GEOLOOM: Cultural Mapping in Baltimore

The GEOLOOM map is an online mapping tool that demonstrates how arts and culture is woven into Baltimore’s neighborhoods and social fabric. The tool is intended for a wide audience, including arts and culture organizations, urban planners, non-profits, researchers, community associations, activists, developers, and residents. This workshop will help attendees navigate the GEOLOOM map as well as demonstrate how the tool can be a resource for communities and the city of Baltimore.

Location
Maryland Institute College of Art
Instructor
Christine Hwang
Part of
August Workshops November 4 Knowledge Exchange Day
Sessions
Tuesday, August 29, 2017 6:00 - 7:00 PM
Saturday, November 4, 2017 3:00 - 4:00 PM
Course is full
 
 

The GEOLOOM map is an online mapping tool that demonstrates how arts and culture is woven into Baltimore’s neighborhoods and social fabric. The goal of the GEOLOOM map is to insure that every Baltimore community receives the attention and support needed to establish and maintain livability throughout the city.

The tool is intended for a wide audience, including arts and culture organizations, urban planners, non-profits, researchers, community associations, activists, developers, and residents. GEOLOOM allows users to gain a better understanding of the arts and culture landscape along with the ability to view data within a broader context of demographic, real estate, and ecological information.

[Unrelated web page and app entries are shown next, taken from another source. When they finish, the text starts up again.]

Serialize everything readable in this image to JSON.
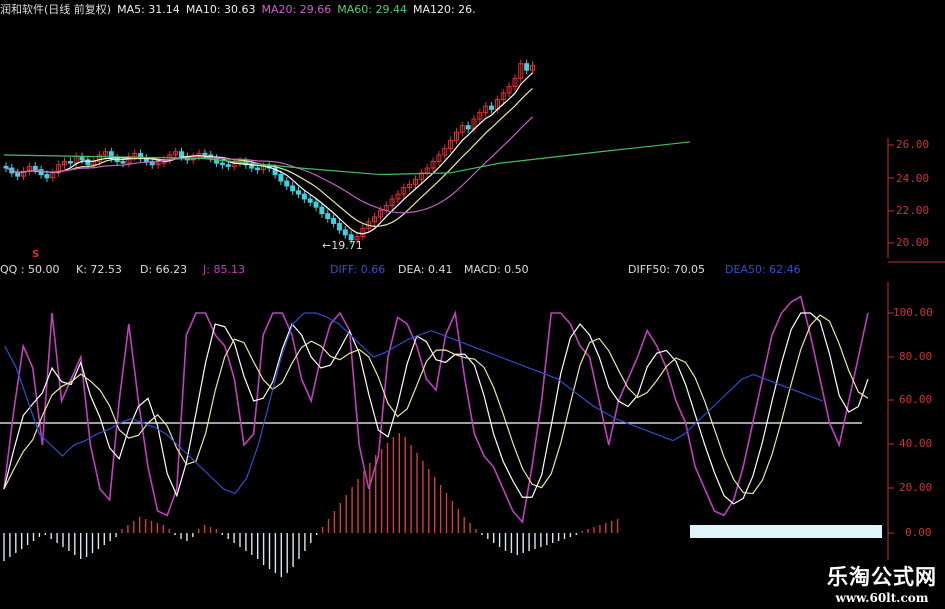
{
  "price_header": {
    "title": "润和软件(日线 前复权)",
    "ma5": "MA5: 31.14",
    "ma10": "MA10: 30.63",
    "ma20": "MA20: 29.66",
    "ma60": "MA60: 29.44",
    "ma120": "MA120: 26."
  },
  "indicator_header": {
    "qq": "QQ : 50.00",
    "k": "K: 72.53",
    "d": "D: 66.23",
    "j": "J: 85.13",
    "diff": "DIFF: 0.66",
    "dea": "DEA: 0.41",
    "macd": "MACD: 0.50",
    "diff50": "DIFF50: 70.05",
    "dea50": "DEA50: 62.46"
  },
  "price_axis": [
    "26.00",
    "24.00",
    "22.00",
    "20.00"
  ],
  "indicator_axis": [
    "100.00",
    "80.00",
    "60.00",
    "40.00",
    "20.00",
    "0.00"
  ],
  "low_marker": "←19.71",
  "signal_mark": "S",
  "watermark": {
    "title": "乐淘公式网",
    "url": "www.60lt.com"
  },
  "colors": {
    "up": "#e03030",
    "down": "#40d0e0",
    "ma5": "#ffffff",
    "ma10": "#e8e8a0",
    "ma20": "#c060c0",
    "ma60": "#40c060",
    "j": "#c040c0",
    "blue": "#3050d0",
    "axis": "#c03030"
  }
}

Through visualization, GEOLOOM will aid cultural institutions, businesses, and elected officials by heightening their awareness of potential audiences, customers, and constituents. To learn more about the tool and its development, please visit: http://bniajfi.org/currentprojects/cultural-mapping-tool. To explore the tool, please visit geoloom.org.

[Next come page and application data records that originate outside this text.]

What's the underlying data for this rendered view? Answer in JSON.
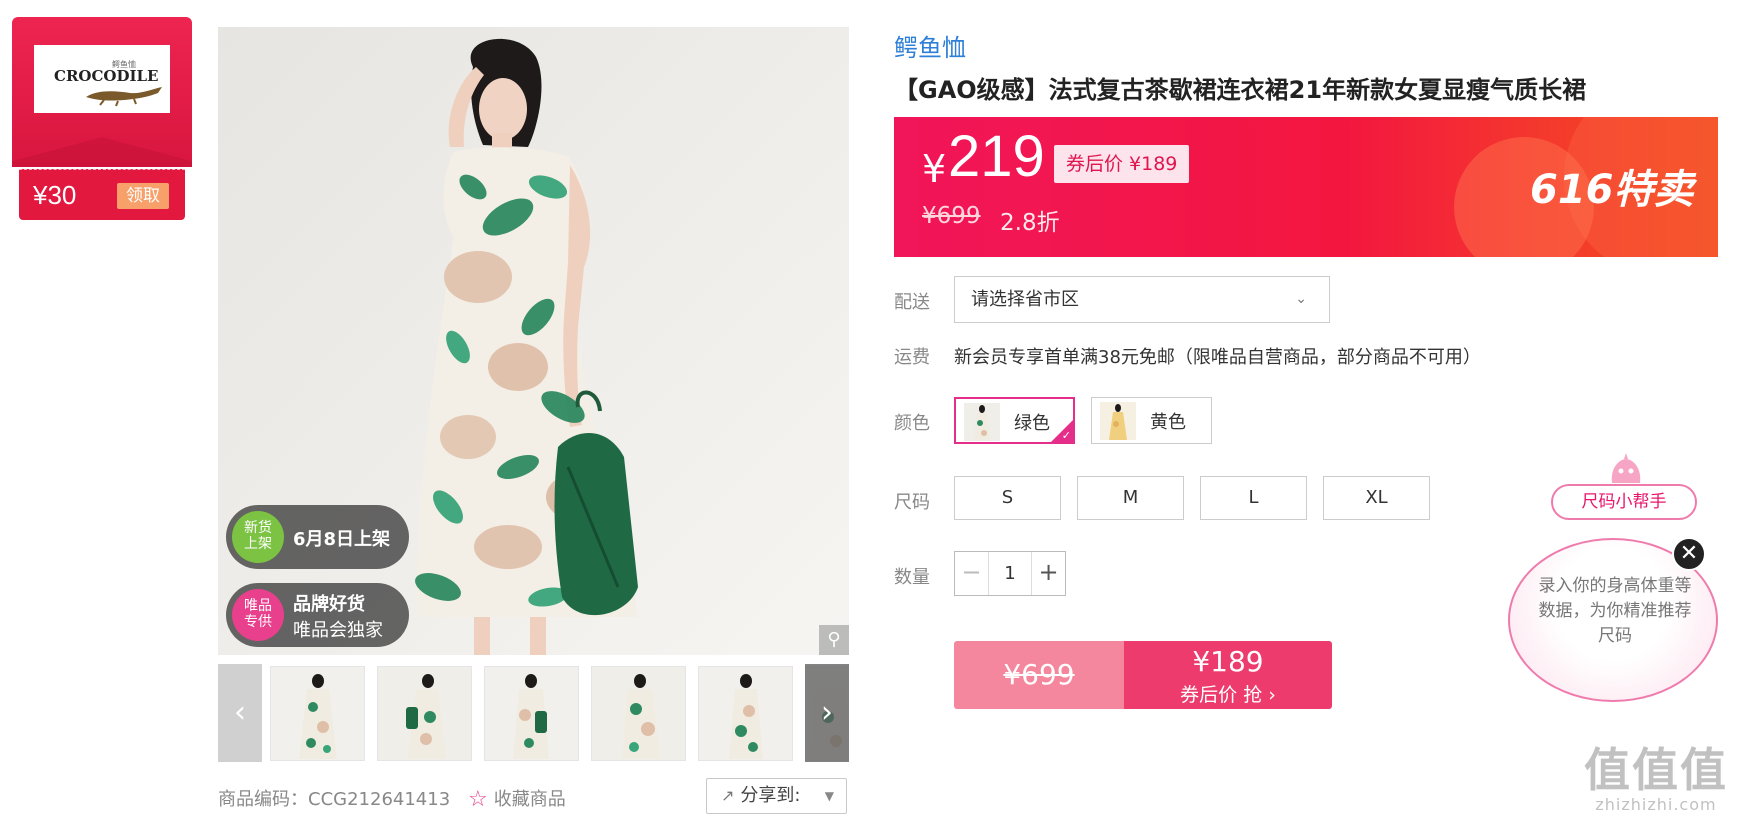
{
  "brand_card": {
    "logo_cn": "鳄鱼恤",
    "logo_text": "CROCODILE",
    "coupon_amount": "¥30",
    "coupon_button": "领取"
  },
  "main_image": {
    "badges": [
      {
        "circle": "新货\n上架",
        "circle_color": "#7cc243",
        "line1": "6月8日上架",
        "line2": ""
      },
      {
        "circle": "唯品\n专供",
        "circle_color": "#e8408c",
        "line1": "品牌好货",
        "line2": "唯品会独家"
      }
    ],
    "zoom_icon": "magnifier-icon"
  },
  "thumbnails": {
    "count": 6,
    "prev_icon": "chevron-left-icon",
    "next_icon": "chevron-right-icon"
  },
  "meta": {
    "sku": "商品编码：CCG212641413",
    "favorite": "收藏商品",
    "share": "分享到:"
  },
  "product": {
    "brand": "鳄鱼恤",
    "title": "【GAO级感】法式复古茶歇裙连衣裙21年新款女夏显瘦气质长裙"
  },
  "price": {
    "currency": "¥",
    "current": "219",
    "coupon_price": "券后价 ¥189",
    "original": "¥699",
    "discount": "2.8折",
    "promo": "616特卖"
  },
  "delivery": {
    "label": "配送",
    "placeholder": "请选择省市区"
  },
  "shipping": {
    "label": "运费",
    "text": "新会员专享首单满38元免邮（限唯品自营商品，部分商品不可用）"
  },
  "colors": {
    "label": "颜色",
    "options": [
      {
        "name": "绿色",
        "selected": true
      },
      {
        "name": "黄色",
        "selected": false
      }
    ]
  },
  "sizes": {
    "label": "尺码",
    "options": [
      "S",
      "M",
      "L",
      "XL"
    ]
  },
  "quantity": {
    "label": "数量",
    "value": "1",
    "minus": "−",
    "plus": "+"
  },
  "buy_button": {
    "original": "¥699",
    "price": "¥189",
    "cta": "券后价 抢 ›"
  },
  "size_helper": {
    "title": "尺码小帮手",
    "text": "录入你的身高体重等数据，为你精准推荐尺码",
    "close": "✕"
  },
  "watermark": {
    "line1": "值值值",
    "line2": "zhizhizhi.com"
  },
  "colors_theme": {
    "accent_pink": "#e52e8a",
    "price_red": "#f3173f",
    "brand_blue": "#2d7fd8"
  }
}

This workshop will help attendees navigate the GEOLOOM map as well as demonstrate how the tool can be a resource for communities and the city of Baltimore. The workshop will demonstrate different ways residents and community organizations can add their own arts and culture data, such as information about community events, public art, and historic sites, to the GEOLOOM map. This allows communities to self-define what they consider arts and culture and, in turn, show both what brings neighborhoods together and makes them unique.